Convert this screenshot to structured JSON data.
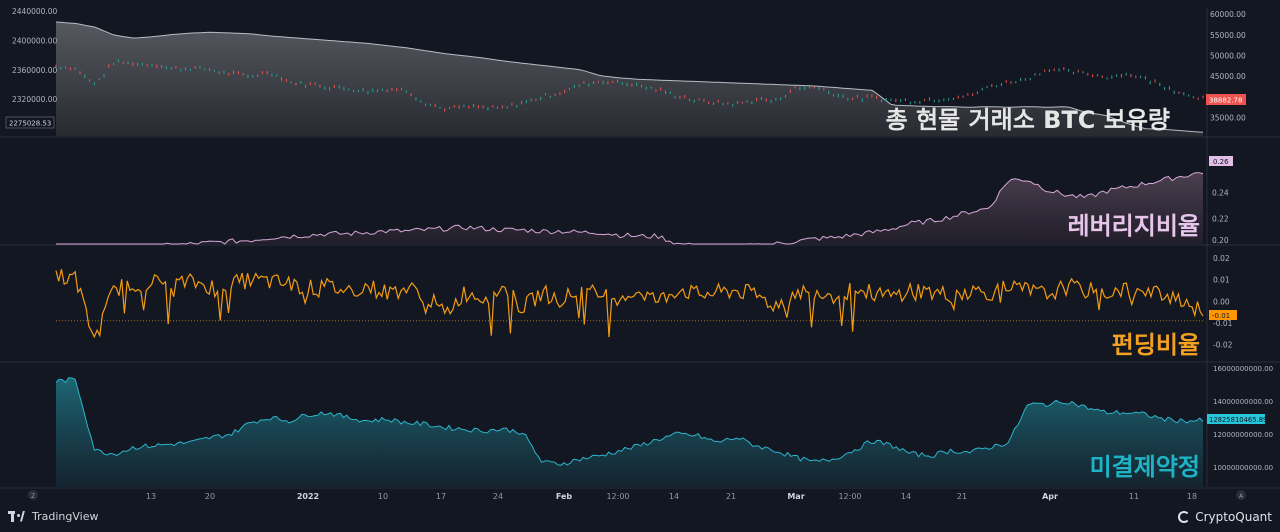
{
  "chart_data": [
    {
      "type": "area",
      "panel": "exchange-reserve",
      "title": "총 현물 거래소 BTC 보유량",
      "left_axis": {
        "ticks": [
          "2440000.00",
          "2400000.00",
          "2360000.00",
          "2320000.00"
        ],
        "ylim": [
          2270000,
          2444000
        ]
      },
      "right_axis": {
        "ticks": [
          "60000.00",
          "55000.00",
          "50000.00",
          "45000.00",
          "40000.00",
          "35000.00"
        ],
        "ylim": [
          30500,
          61500
        ]
      },
      "left_last_label": "2275028.53",
      "right_last_label": "38882.78",
      "series": [
        {
          "name": "",
          "axis": "left",
          "values": [
            2425000,
            2423000,
            2418000,
            2407000,
            2403000,
            2405000,
            2408000,
            2410000,
            2411000,
            2410000,
            2409000,
            2406000,
            2404000,
            2402000,
            2400000,
            2398000,
            2396000,
            2393000,
            2390000,
            2386000,
            2382000,
            2379000,
            2376000,
            2372000,
            2369000,
            2366000,
            2363000,
            2360000,
            2352000,
            2349000,
            2347000,
            2346000,
            2345000,
            2344000,
            2343000,
            2342000,
            2341000,
            2340000,
            2339000,
            2338000,
            2336000,
            2334000,
            2332000,
            2312000,
            2311000,
            2310000,
            2310000,
            2309000,
            2310000,
            2309000,
            2310000,
            2309000,
            2310000,
            2302000,
            2298000,
            2288000,
            2280000,
            2279000,
            2277000,
            2275000
          ]
        },
        {
          "name": "",
          "axis": "right",
          "values": [
            47500,
            46800,
            43000,
            48500,
            48000,
            47800,
            46800,
            47000,
            46500,
            45500,
            45000,
            46000,
            43500,
            43000,
            42500,
            42000,
            41500,
            41800,
            41600,
            38500,
            37000,
            37500,
            37300,
            37200,
            38500,
            40000,
            41000,
            43000,
            43800,
            43500,
            42800,
            41500,
            40200,
            39000,
            38500,
            38200,
            39300,
            39000,
            42000,
            42500,
            40800,
            39500,
            39800,
            39200,
            39000,
            39300,
            39800,
            40200,
            42500,
            43500,
            44500,
            46700,
            46200,
            45500,
            44800,
            45500,
            44500,
            42600,
            40800,
            39700
          ]
        }
      ]
    },
    {
      "type": "area",
      "panel": "leverage-ratio",
      "title": "레버리지비율",
      "ticks": [
        "0.24",
        "0.22",
        "0.20"
      ],
      "ylim": [
        0.2,
        0.27
      ],
      "last_label": "0.26",
      "series": [
        {
          "name": "",
          "values": [
            0.196,
            0.195,
            0.196,
            0.197,
            0.198,
            0.198,
            0.199,
            0.2,
            0.201,
            0.202,
            0.203,
            0.205,
            0.206,
            0.207,
            0.208,
            0.208,
            0.209,
            0.21,
            0.21,
            0.211,
            0.212,
            0.213,
            0.212,
            0.211,
            0.211,
            0.21,
            0.21,
            0.209,
            0.209,
            0.207,
            0.206,
            0.206,
            0.2,
            0.198,
            0.197,
            0.197,
            0.199,
            0.2,
            0.202,
            0.204,
            0.205,
            0.207,
            0.209,
            0.212,
            0.216,
            0.218,
            0.221,
            0.225,
            0.228,
            0.25,
            0.25,
            0.242,
            0.238,
            0.236,
            0.241,
            0.244,
            0.247,
            0.25,
            0.253,
            0.256
          ]
        }
      ]
    },
    {
      "type": "line",
      "panel": "funding-rate",
      "title": "펀딩비율",
      "ticks": [
        "0.02",
        "0.01",
        "0.00",
        "-0.01",
        "-0.02"
      ],
      "ylim": [
        -0.0275,
        0.0255
      ],
      "last_label": "-0.01",
      "series": [
        {
          "name": "",
          "values": [
            0.013,
            0.01,
            -0.018,
            0.006,
            0.008,
            0.009,
            0.008,
            0.009,
            0.007,
            0.008,
            0.01,
            0.009,
            0.008,
            0.006,
            0.007,
            0.005,
            0.007,
            0.004,
            0.006,
            0.003,
            -0.006,
            0.004,
            0.002,
            0.006,
            -0.003,
            0.004,
            0.001,
            0.005,
            0.003,
            0.002,
            0.005,
            0.0,
            0.006,
            0.003,
            0.004,
            0.005,
            0.003,
            -0.002,
            0.004,
            0.005,
            0.003,
            0.005,
            0.004,
            0.002,
            0.006,
            0.004,
            0.003,
            0.005,
            0.004,
            0.006,
            0.005,
            0.003,
            0.007,
            0.005,
            0.004,
            0.006,
            0.003,
            0.004,
            0.001,
            -0.006
          ]
        }
      ]
    },
    {
      "type": "area",
      "panel": "open-interest",
      "title": "미결제약정",
      "ticks": [
        "16000000000",
        "14000000000",
        "12000000000",
        "10000000000"
      ],
      "ylim": [
        8800000000,
        16300000000
      ],
      "last_label": "12825810465.89",
      "series": [
        {
          "name": "",
          "values": [
            15200000000,
            15300000000,
            11000000000,
            10800000000,
            11200000000,
            11300000000,
            11400000000,
            11500000000,
            11800000000,
            12000000000,
            12700000000,
            13000000000,
            12800000000,
            13200000000,
            13300000000,
            13000000000,
            12800000000,
            12900000000,
            12700000000,
            12600000000,
            12400000000,
            12300000000,
            12200000000,
            12300000000,
            12100000000,
            10300000000,
            10200000000,
            10500000000,
            10700000000,
            11000000000,
            11300000000,
            11700000000,
            12000000000,
            11900000000,
            11500000000,
            11800000000,
            11300000000,
            11000000000,
            10600000000,
            10300000000,
            10500000000,
            11000000000,
            11600000000,
            11300000000,
            10800000000,
            10700000000,
            11000000000,
            10900000000,
            11200000000,
            11500000000,
            13800000000,
            13800000000,
            14000000000,
            13600000000,
            13300000000,
            13300000000,
            13200000000,
            12900000000,
            12800000000,
            12820000000
          ]
        }
      ]
    }
  ],
  "x_axis": {
    "ticks": [
      "13",
      "20",
      "2022",
      "10",
      "17",
      "24",
      "Feb",
      "12:00",
      "14",
      "21",
      "Mar",
      "12:00",
      "14",
      "21",
      "Apr",
      "11",
      "18"
    ],
    "bold_ticks": [
      "2022",
      "Feb",
      "Mar",
      "Apr"
    ]
  },
  "footer": {
    "left_brand": "TradingView",
    "right_brand": "CryptoQuant",
    "left_badge": "Z",
    "right_badge": "A"
  },
  "colors": {
    "background": "#131722",
    "reserve_line": "#b9bcc4",
    "price_up": "#26a69a",
    "price_down": "#ef5350",
    "leverage": "#d8a8d8",
    "funding": "#f39c12",
    "open_interest": "#2bb5cc",
    "price_badge": "#ef5350",
    "oi_badge": "#26c6da",
    "leverage_badge": "#e1bee7",
    "funding_badge": "#ff9800"
  }
}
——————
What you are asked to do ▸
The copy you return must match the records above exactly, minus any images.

Solution for this task ▸
Convert this screenshot to structured JSON data.
{
  "chart_data": [
    {
      "type": "area",
      "panel": "exchange-reserve",
      "title": "총 현물 거래소 BTC 보유량",
      "left_axis": {
        "ticks": [
          "2440000.00",
          "2400000.00",
          "2360000.00",
          "2320000.00"
        ],
        "ylim": [
          2270000,
          2444000
        ]
      },
      "right_axis": {
        "ticks": [
          "60000.00",
          "55000.00",
          "50000.00",
          "45000.00",
          "40000.00",
          "35000.00"
        ],
        "ylim": [
          30500,
          61500
        ]
      },
      "left_last_label": "2275028.53",
      "right_last_label": "38882.78",
      "series": [
        {
          "name": "",
          "axis": "left",
          "values": [
            2425000,
            2423000,
            2418000,
            2407000,
            2403000,
            2405000,
            2408000,
            2410000,
            2411000,
            2410000,
            2409000,
            2406000,
            2404000,
            2402000,
            2400000,
            2398000,
            2396000,
            2393000,
            2390000,
            2386000,
            2382000,
            2379000,
            2376000,
            2372000,
            2369000,
            2366000,
            2363000,
            2360000,
            2352000,
            2349000,
            2347000,
            2346000,
            2345000,
            2344000,
            2343000,
            2342000,
            2341000,
            2340000,
            2339000,
            2338000,
            2336000,
            2334000,
            2332000,
            2312000,
            2311000,
            2310000,
            2310000,
            2309000,
            2310000,
            2309000,
            2310000,
            2309000,
            2310000,
            2302000,
            2298000,
            2288000,
            2280000,
            2279000,
            2277000,
            2275000
          ]
        },
        {
          "name": "",
          "axis": "right",
          "values": [
            47500,
            46800,
            43000,
            48500,
            48000,
            47800,
            46800,
            47000,
            46500,
            45500,
            45000,
            46000,
            43500,
            43000,
            42500,
            42000,
            41500,
            41800,
            41600,
            38500,
            37000,
            37500,
            37300,
            37200,
            38500,
            40000,
            41000,
            43000,
            43800,
            43500,
            42800,
            41500,
            40200,
            39000,
            38500,
            38200,
            39300,
            39000,
            42000,
            42500,
            40800,
            39500,
            39800,
            39200,
            39000,
            39300,
            39800,
            40200,
            42500,
            43500,
            44500,
            46700,
            46200,
            45500,
            44800,
            45500,
            44500,
            42600,
            40800,
            39700
          ]
        }
      ]
    },
    {
      "type": "area",
      "panel": "leverage-ratio",
      "title": "레버리지비율",
      "ticks": [
        "0.24",
        "0.22",
        "0.20"
      ],
      "ylim": [
        0.2,
        0.27
      ],
      "last_label": "0.26",
      "series": [
        {
          "name": "",
          "values": [
            0.196,
            0.195,
            0.196,
            0.197,
            0.198,
            0.198,
            0.199,
            0.2,
            0.201,
            0.202,
            0.203,
            0.205,
            0.206,
            0.207,
            0.208,
            0.208,
            0.209,
            0.21,
            0.21,
            0.211,
            0.212,
            0.213,
            0.212,
            0.211,
            0.211,
            0.21,
            0.21,
            0.209,
            0.209,
            0.207,
            0.206,
            0.206,
            0.2,
            0.198,
            0.197,
            0.197,
            0.199,
            0.2,
            0.202,
            0.204,
            0.205,
            0.207,
            0.209,
            0.212,
            0.216,
            0.218,
            0.221,
            0.225,
            0.228,
            0.25,
            0.25,
            0.242,
            0.238,
            0.236,
            0.241,
            0.244,
            0.247,
            0.25,
            0.253,
            0.256
          ]
        }
      ]
    },
    {
      "type": "line",
      "panel": "funding-rate",
      "title": "펀딩비율",
      "ticks": [
        "0.02",
        "0.01",
        "0.00",
        "-0.01",
        "-0.02"
      ],
      "ylim": [
        -0.0275,
        0.0255
      ],
      "last_label": "-0.01",
      "series": [
        {
          "name": "",
          "values": [
            0.013,
            0.01,
            -0.018,
            0.006,
            0.008,
            0.009,
            0.008,
            0.009,
            0.007,
            0.008,
            0.01,
            0.009,
            0.008,
            0.006,
            0.007,
            0.005,
            0.007,
            0.004,
            0.006,
            0.003,
            -0.006,
            0.004,
            0.002,
            0.006,
            -0.003,
            0.004,
            0.001,
            0.005,
            0.003,
            0.002,
            0.005,
            0.0,
            0.006,
            0.003,
            0.004,
            0.005,
            0.003,
            -0.002,
            0.004,
            0.005,
            0.003,
            0.005,
            0.004,
            0.002,
            0.006,
            0.004,
            0.003,
            0.005,
            0.004,
            0.006,
            0.005,
            0.003,
            0.007,
            0.005,
            0.004,
            0.006,
            0.003,
            0.004,
            0.001,
            -0.006
          ]
        }
      ]
    },
    {
      "type": "area",
      "panel": "open-interest",
      "title": "미결제약정",
      "ticks": [
        "16000000000",
        "14000000000",
        "12000000000",
        "10000000000"
      ],
      "ylim": [
        8800000000,
        16300000000
      ],
      "last_label": "12825810465.89",
      "series": [
        {
          "name": "",
          "values": [
            15200000000,
            15300000000,
            11000000000,
            10800000000,
            11200000000,
            11300000000,
            11400000000,
            11500000000,
            11800000000,
            12000000000,
            12700000000,
            13000000000,
            12800000000,
            13200000000,
            13300000000,
            13000000000,
            12800000000,
            12900000000,
            12700000000,
            12600000000,
            12400000000,
            12300000000,
            12200000000,
            12300000000,
            12100000000,
            10300000000,
            10200000000,
            10500000000,
            10700000000,
            11000000000,
            11300000000,
            11700000000,
            12000000000,
            11900000000,
            11500000000,
            11800000000,
            11300000000,
            11000000000,
            10600000000,
            10300000000,
            10500000000,
            11000000000,
            11600000000,
            11300000000,
            10800000000,
            10700000000,
            11000000000,
            10900000000,
            11200000000,
            11500000000,
            13800000000,
            13800000000,
            14000000000,
            13600000000,
            13300000000,
            13300000000,
            13200000000,
            12900000000,
            12800000000,
            12820000000
          ]
        }
      ]
    }
  ],
  "x_axis": {
    "ticks": [
      "13",
      "20",
      "2022",
      "10",
      "17",
      "24",
      "Feb",
      "12:00",
      "14",
      "21",
      "Mar",
      "12:00",
      "14",
      "21",
      "Apr",
      "11",
      "18"
    ],
    "bold_ticks": [
      "2022",
      "Feb",
      "Mar",
      "Apr"
    ]
  },
  "footer": {
    "left_brand": "TradingView",
    "right_brand": "CryptoQuant",
    "left_badge": "Z",
    "right_badge": "A"
  },
  "colors": {
    "background": "#131722",
    "reserve_line": "#b9bcc4",
    "price_up": "#26a69a",
    "price_down": "#ef5350",
    "leverage": "#d8a8d8",
    "funding": "#f39c12",
    "open_interest": "#2bb5cc",
    "price_badge": "#ef5350",
    "oi_badge": "#26c6da",
    "leverage_badge": "#e1bee7",
    "funding_badge": "#ff9800"
  }
}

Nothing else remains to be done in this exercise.